The company’s Maurizio Benini-led ongoing revival of its dramatically patchy 2001 “Luisa Miller,” with its bizarrely Dickensian Act I cityscape and its drop curtain suggesting the Paris of “Il tabarro”—what an odd evocation of German rural life!—was well worth hearing on March 17 in a performance involving unscheduled appearances by covers. The forthright, solid tenor Edoardo Villa replaced the temperamental Neil Shicoff; Villa himself sounded rather ill but rallied for a strong performance of Rodolfo’s great scena. Villa needs to work with real directors to acquire some—any—stagecraft. The good news was recent Curtis grad Karen Slack’s highly promising emergency debut as Luisa: a beautiful lyric voice with admirable spin and float for days, if not much expansiveness. She had the grace and smarts not to force through this incredibly difficult assignment and portrayed the simple, likable Luisa simply and likeably. Brava! One hopes she will resist efforts to push her into Aida and the Leonoras; this is a remarkable, unspoiled voice for Mozart’s Countess and Ilia, in Verdian terms for Alice Ford.

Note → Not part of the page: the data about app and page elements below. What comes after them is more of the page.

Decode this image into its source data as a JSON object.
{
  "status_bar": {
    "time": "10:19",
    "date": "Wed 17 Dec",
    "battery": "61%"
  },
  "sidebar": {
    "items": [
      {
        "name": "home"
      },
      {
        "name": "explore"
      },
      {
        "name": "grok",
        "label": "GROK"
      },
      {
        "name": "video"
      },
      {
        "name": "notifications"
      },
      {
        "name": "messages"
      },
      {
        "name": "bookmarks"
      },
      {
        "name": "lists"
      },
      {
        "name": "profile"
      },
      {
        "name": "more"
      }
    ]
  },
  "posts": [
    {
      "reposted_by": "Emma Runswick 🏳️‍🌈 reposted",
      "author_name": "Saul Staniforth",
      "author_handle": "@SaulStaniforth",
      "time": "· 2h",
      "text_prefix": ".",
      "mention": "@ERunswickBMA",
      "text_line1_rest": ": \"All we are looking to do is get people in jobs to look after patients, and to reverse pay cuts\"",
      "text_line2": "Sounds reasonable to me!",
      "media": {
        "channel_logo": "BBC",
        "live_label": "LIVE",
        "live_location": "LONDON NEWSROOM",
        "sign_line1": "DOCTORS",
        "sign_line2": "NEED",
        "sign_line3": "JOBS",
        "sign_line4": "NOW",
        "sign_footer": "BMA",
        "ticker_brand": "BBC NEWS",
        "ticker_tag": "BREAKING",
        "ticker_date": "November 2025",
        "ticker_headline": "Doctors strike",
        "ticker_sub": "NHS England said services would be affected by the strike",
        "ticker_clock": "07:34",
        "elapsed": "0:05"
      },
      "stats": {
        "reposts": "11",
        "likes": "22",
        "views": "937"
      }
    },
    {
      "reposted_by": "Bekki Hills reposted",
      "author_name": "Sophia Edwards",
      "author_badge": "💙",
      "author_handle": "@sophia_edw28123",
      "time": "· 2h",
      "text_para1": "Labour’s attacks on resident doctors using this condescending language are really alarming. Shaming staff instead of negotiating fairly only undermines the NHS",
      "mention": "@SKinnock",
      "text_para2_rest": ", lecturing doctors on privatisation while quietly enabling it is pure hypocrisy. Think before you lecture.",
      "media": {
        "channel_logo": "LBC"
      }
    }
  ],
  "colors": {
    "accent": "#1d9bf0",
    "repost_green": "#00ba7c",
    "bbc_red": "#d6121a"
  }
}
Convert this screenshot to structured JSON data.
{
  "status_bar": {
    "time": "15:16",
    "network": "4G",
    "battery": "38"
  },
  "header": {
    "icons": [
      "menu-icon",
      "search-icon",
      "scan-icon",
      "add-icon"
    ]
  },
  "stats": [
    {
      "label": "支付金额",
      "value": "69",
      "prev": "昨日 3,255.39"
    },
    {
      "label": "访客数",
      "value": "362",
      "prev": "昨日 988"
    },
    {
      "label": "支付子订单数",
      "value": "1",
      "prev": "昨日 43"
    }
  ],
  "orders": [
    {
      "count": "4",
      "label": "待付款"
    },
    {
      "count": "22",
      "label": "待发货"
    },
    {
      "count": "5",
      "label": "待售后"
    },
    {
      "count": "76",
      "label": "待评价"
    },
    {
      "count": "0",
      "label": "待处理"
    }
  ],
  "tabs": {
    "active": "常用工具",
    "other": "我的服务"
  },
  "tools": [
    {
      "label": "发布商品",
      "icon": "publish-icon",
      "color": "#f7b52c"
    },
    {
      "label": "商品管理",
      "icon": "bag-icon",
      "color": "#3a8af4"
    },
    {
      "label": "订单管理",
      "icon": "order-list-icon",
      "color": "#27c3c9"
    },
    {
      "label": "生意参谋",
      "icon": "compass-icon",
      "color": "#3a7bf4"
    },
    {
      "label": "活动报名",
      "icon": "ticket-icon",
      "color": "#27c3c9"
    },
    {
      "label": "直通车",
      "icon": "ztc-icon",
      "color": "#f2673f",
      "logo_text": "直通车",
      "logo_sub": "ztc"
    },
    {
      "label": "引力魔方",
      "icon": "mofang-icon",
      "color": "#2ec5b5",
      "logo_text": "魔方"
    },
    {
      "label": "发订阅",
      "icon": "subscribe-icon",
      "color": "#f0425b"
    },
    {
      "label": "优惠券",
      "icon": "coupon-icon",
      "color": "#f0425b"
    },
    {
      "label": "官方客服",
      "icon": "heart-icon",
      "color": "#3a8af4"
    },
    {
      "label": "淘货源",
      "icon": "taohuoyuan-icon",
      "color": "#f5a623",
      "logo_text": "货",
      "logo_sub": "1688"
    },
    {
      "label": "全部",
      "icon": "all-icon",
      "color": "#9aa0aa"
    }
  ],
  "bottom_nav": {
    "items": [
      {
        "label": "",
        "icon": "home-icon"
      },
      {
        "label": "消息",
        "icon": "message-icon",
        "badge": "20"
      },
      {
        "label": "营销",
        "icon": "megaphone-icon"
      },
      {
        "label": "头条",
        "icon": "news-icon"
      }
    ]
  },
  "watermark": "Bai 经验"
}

Slack will also be in Philadelphia’s “Porgy,” singing “Summertime” as Clara. Book early!
Carlos Alvarez and James Morris overcame initial gruffness to turn in some worthy singing, but overall this was Ladies’ Night. Irina Mishura, in highly impressive voice, contributed surely the best Federica since Bianca Berini’s in 1982; and young Tamara Mumford displayed a memorably lovely mezzo that will doubtless soon tackle bigger assignments than Laura, Luisa’s confidante.
David Shengold (shengold@